Oh, and she never used the accepted term "Islamic terrorism" in her speech, either. But still, Faux News loves them some Joni Ernst -- she is a Republican, she is a rare female Republican, and especially she's proud of the fact that she cut her some hog nuts once upon a time. That in itself was enough to make Faux News totally fall in love with her.
Oh, that and her shoes.
The other day, when I wrote about the Crimes of Ronald Reagan, Constant Reader Yellow Fringe asked if I had seen the movie or read the book Kill the Messenger. I hadn't done either one, so I went to Netflix and put it into my "want" list -- it won't be released on DVD until Feb 10 -- and then I scouted my local library and was able to get a copy of the book.
It is, to give it its full title, Kill the Messenger: How the CIA's Crack-Cocaine Controversy Destroyed Journalist Gary Webb, by Nick Shou.
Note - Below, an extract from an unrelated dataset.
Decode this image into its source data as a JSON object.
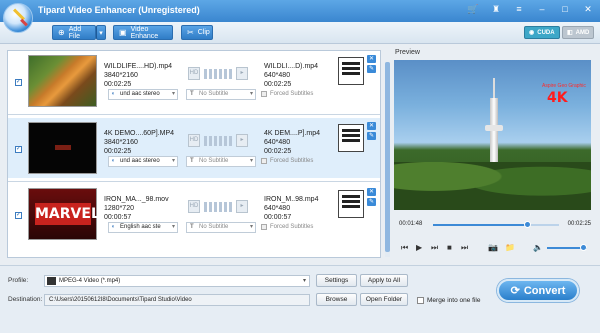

It tells the story of investigative reporter Gary Webb and how he was destroyed by the very media he worked for, print journalism.
Webb was in the investigative reporter game for many years, with several different papers. Along the way he picked up a Pulitzer Prize for his reporting on a California earthquake, but that "shaker" wasn't the biggest one to hit Gary Webb. It was his three-part series "Dark Alliance" in the San Jose Mercury-News in 1996, about the CIA-Contra-crack cocaine connection, that blew up in his face.
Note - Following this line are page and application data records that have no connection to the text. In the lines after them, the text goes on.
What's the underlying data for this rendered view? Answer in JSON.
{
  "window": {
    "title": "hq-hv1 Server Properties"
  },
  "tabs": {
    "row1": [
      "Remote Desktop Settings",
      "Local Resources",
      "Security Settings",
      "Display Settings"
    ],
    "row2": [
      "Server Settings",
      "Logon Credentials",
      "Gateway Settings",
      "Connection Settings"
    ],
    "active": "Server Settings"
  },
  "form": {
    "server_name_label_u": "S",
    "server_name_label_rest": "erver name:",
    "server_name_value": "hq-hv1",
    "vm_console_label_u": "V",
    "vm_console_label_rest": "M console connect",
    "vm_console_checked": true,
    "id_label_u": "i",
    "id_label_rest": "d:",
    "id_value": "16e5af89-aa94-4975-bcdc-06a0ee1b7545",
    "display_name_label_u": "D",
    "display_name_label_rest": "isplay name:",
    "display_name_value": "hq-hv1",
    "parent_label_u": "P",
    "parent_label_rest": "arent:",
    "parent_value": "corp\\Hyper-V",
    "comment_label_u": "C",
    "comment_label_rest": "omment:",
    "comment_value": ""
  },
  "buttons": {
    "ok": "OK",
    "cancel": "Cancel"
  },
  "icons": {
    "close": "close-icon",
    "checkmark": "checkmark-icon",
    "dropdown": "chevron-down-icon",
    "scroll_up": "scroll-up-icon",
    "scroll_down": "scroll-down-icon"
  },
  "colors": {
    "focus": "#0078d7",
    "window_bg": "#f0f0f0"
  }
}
Even though Webb never said that the CIA was behind the sudden crack cocaine epidemic that hit the US, and especially Los Angeles, in the early 1980s, the mainstream papers climbed all over him. Leading the charge was the LA Times -- smarting over the "scoop" Webb got on them, no doubt -- which vilified Webb and fed into the other papers "discrediting" Webb, for claiming something that he did not claim.
All Webb did was ask a few pointed questions about some curious connections between the CIA, the Nicaraguan "contras" and the drug shipments that were coming into the US from Latin America. The CIA of course denied any participation in, or knowledge of, any thing of the sort, and their lackeys at the LA Times and the Washington Post bought the whole story. Back in those days, even after Watergate(!), big media were still in bed with government, and, according to Watergate reporter Carl Bernstein, especially the CIA. It
likely still goes on.
It wasn't until several years later that a CIA internal investigation established that, yes indeed, whoops!, there were some connections, the same ones that Webb had `questioned. The report was "coincidentally" released the first weekend that our old friend Monica Lewinsky made the news, and even then the neo-yellow-journalism papers were slavering over reports of a sex scandal involving the president of the United States, and not so eager to follow up on some boringly tedious report from an "uninvolved" government agency.
Reading this book, I was constantly reminded of the whole "Rathergate" incident from 2004 -- never mind the content of the story; instead make the story about the reporter covering it. Dan Rather vanished into oblivion, and we never did manage to settle the whole question of G.W. "Baby Doc" Bush's alleged military service.
I've heard it described as "censorship by noise". If one person is telling the truth, let him, but drown him out with a thousand people calling him a liar. Kill the messenger.
And that's what happened to Gary Webb. His life was ruined and he spiraled into depression and unemployment (no one was willing to hire a "disgraced" journalist, even if he did have a Pulitzer), and finally in 2004 he was found dead from two shots to the head. It was ruled a suicide.
So who killed Gary Webb? It is possible that it was a legitimate suicide; he may have pulled the trigger himself but it was his fellow journalists in the media, along with the shadowy government world of the CIA, and the contras, the amoral "founding fathers" of Nicaraguan death squads, who loaded the gun.
Highly recommended for its insight into a very ugly slice of our history.